It is perhaps my vulnerability that shaped my ways of thinking. I may not experience the pain of motherhood, forced marriage, abusive relationship but I know how it feels to be an outcast, to be treated unfairly, to feel less. I do not like to describe these feelings in details because this is not a competition of who experience worst in life. What matters most is that through our small life experiences, we can empathize, reflect on other people’s experiences.
When I was in college, I learned to appreciate feminist material. My subject Theater 100 made me appreciate women’s theater. It was probably the first time I learned that there was such a thing as women’s theater. My group was assigned to perform For Colored Girls Who Have Considered Suicide / When the Rainbow is Enuf by Ntzoke Shange. I also prefer feminist material for my monologues, such as those taken from RAW, Cause I’m a Woman
Then, a jerk/s came along in my life. Just like all epic heartbroken stories, I kept reminding myself that I didn’t need to have a relationship to gauge my worth as a person.
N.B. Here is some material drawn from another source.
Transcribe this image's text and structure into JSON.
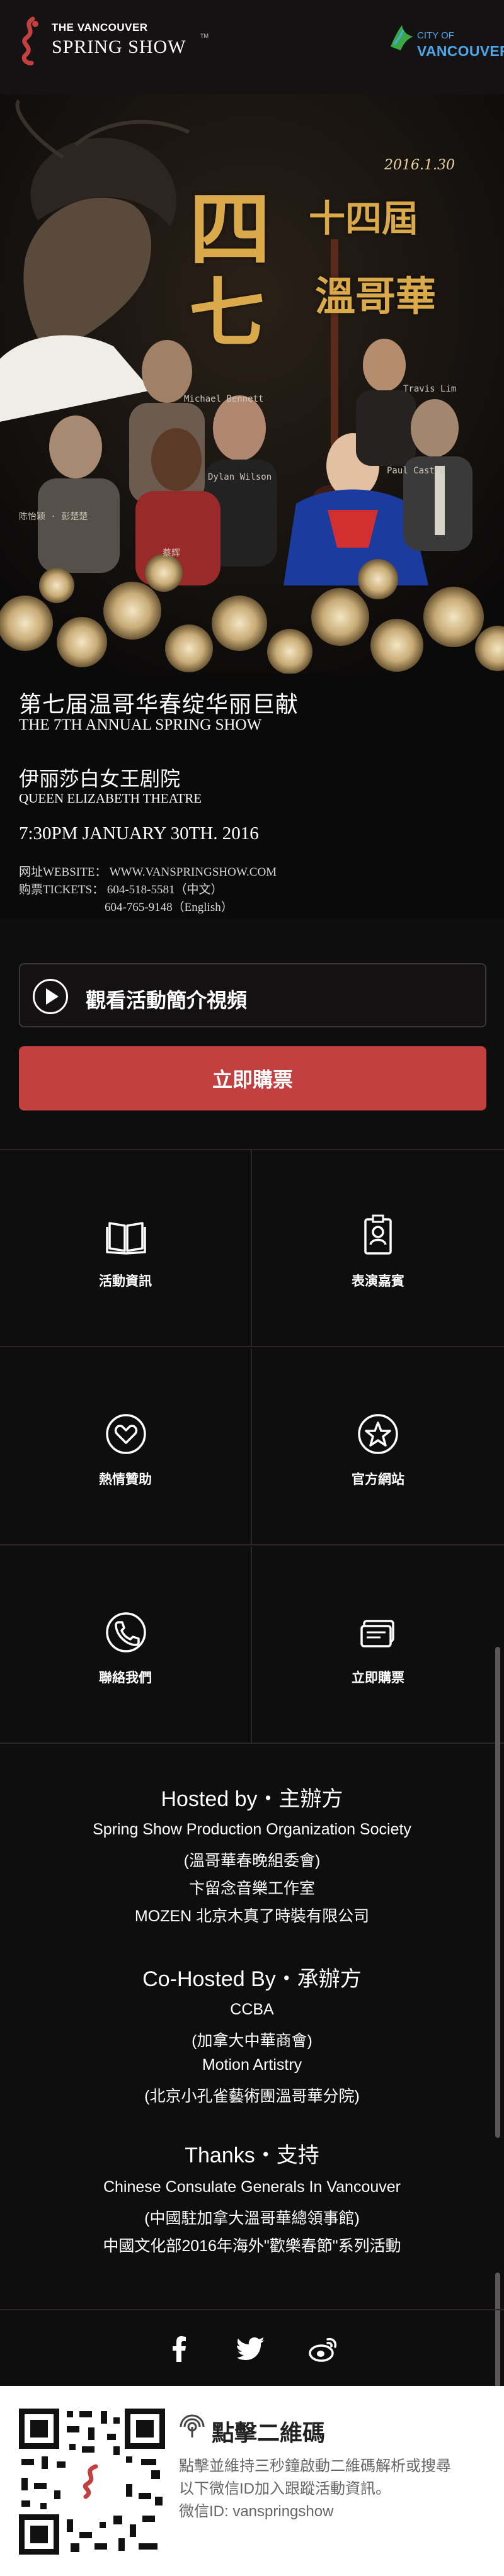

I then wrote essays for women. I told myself “I will work hard and rely on nobody but myself.”
Things have changed in my life and I realize we all rely on a system of dependency. I need others and others need me. I also learned that from the same university who taught me self-reliance. I am currently in my second year on women studies. I may have changed some of my ideas in relationship and marriage into something what people may consider ‘less feminist’ but I have developed a better understanding on human conditions. And if I meet a young girl who gets rejected, I can honestly say to her, “Heal your wounds with new learning.”
At present, I immersed myself into the community of women in the informal economy. These women have needs and wants different from my peers. It is wonderful to see the world with multiple lenses and to reflect on life with other people’s wisdom.
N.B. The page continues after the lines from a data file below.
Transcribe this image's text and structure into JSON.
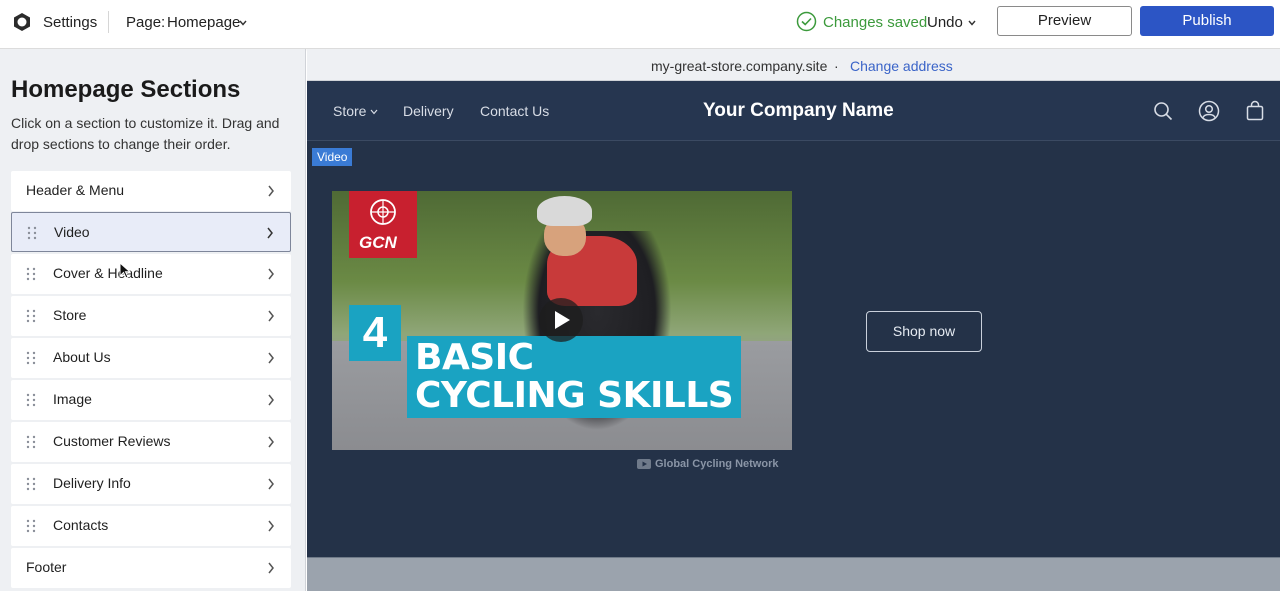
{
  "topbar": {
    "settings_label": "Settings",
    "page_label": "Page:",
    "page_value": "Homepage",
    "saved_text": "Changes saved",
    "undo_label": "Undo",
    "preview_label": "Preview",
    "publish_label": "Publish"
  },
  "sidebar": {
    "title": "Homepage Sections",
    "description": "Click on a section to customize it. Drag and drop sections to change their order.",
    "items": [
      {
        "label": "Header & Menu"
      },
      {
        "label": "Video"
      },
      {
        "label": "Cover & Headline"
      },
      {
        "label": "Store"
      },
      {
        "label": "About Us"
      },
      {
        "label": "Image"
      },
      {
        "label": "Customer Reviews"
      },
      {
        "label": "Delivery Info"
      },
      {
        "label": "Contacts"
      },
      {
        "label": "Footer"
      }
    ]
  },
  "address": {
    "domain": "my-great-store.company.site",
    "dot": "·",
    "change_label": "Change address"
  },
  "site": {
    "nav": {
      "store": "Store",
      "delivery": "Delivery",
      "contact": "Contact Us"
    },
    "company_name": "Your Company Name",
    "video_tag": "Video",
    "video": {
      "logo_text": "GCN",
      "number": "4",
      "title_line1": "BASIC",
      "title_line2": "CYCLING SKILLS",
      "channel": "Global Cycling Network"
    },
    "shop_label": "Shop now"
  },
  "colors": {
    "publish": "#2c55c5",
    "saved": "#3c9a3c",
    "link": "#3a64c8",
    "site_bg": "#243248",
    "accent_teal": "#1aa3c2",
    "gcn_red": "#c8202f"
  }
}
In Buddhism, there’s what we call nirvana. It is the highest state that someone can attain, or a state of enlightenment. I believe I am getting closer to nirvana. For me, nirvana is a place where you embrace everything that defines you. If asked, why I am interested in pursuing women studies, my reply: I come to a stage of my life where I learn to embrace everything that defines me. And I can’t deny that being a woman is a large portion of who I am.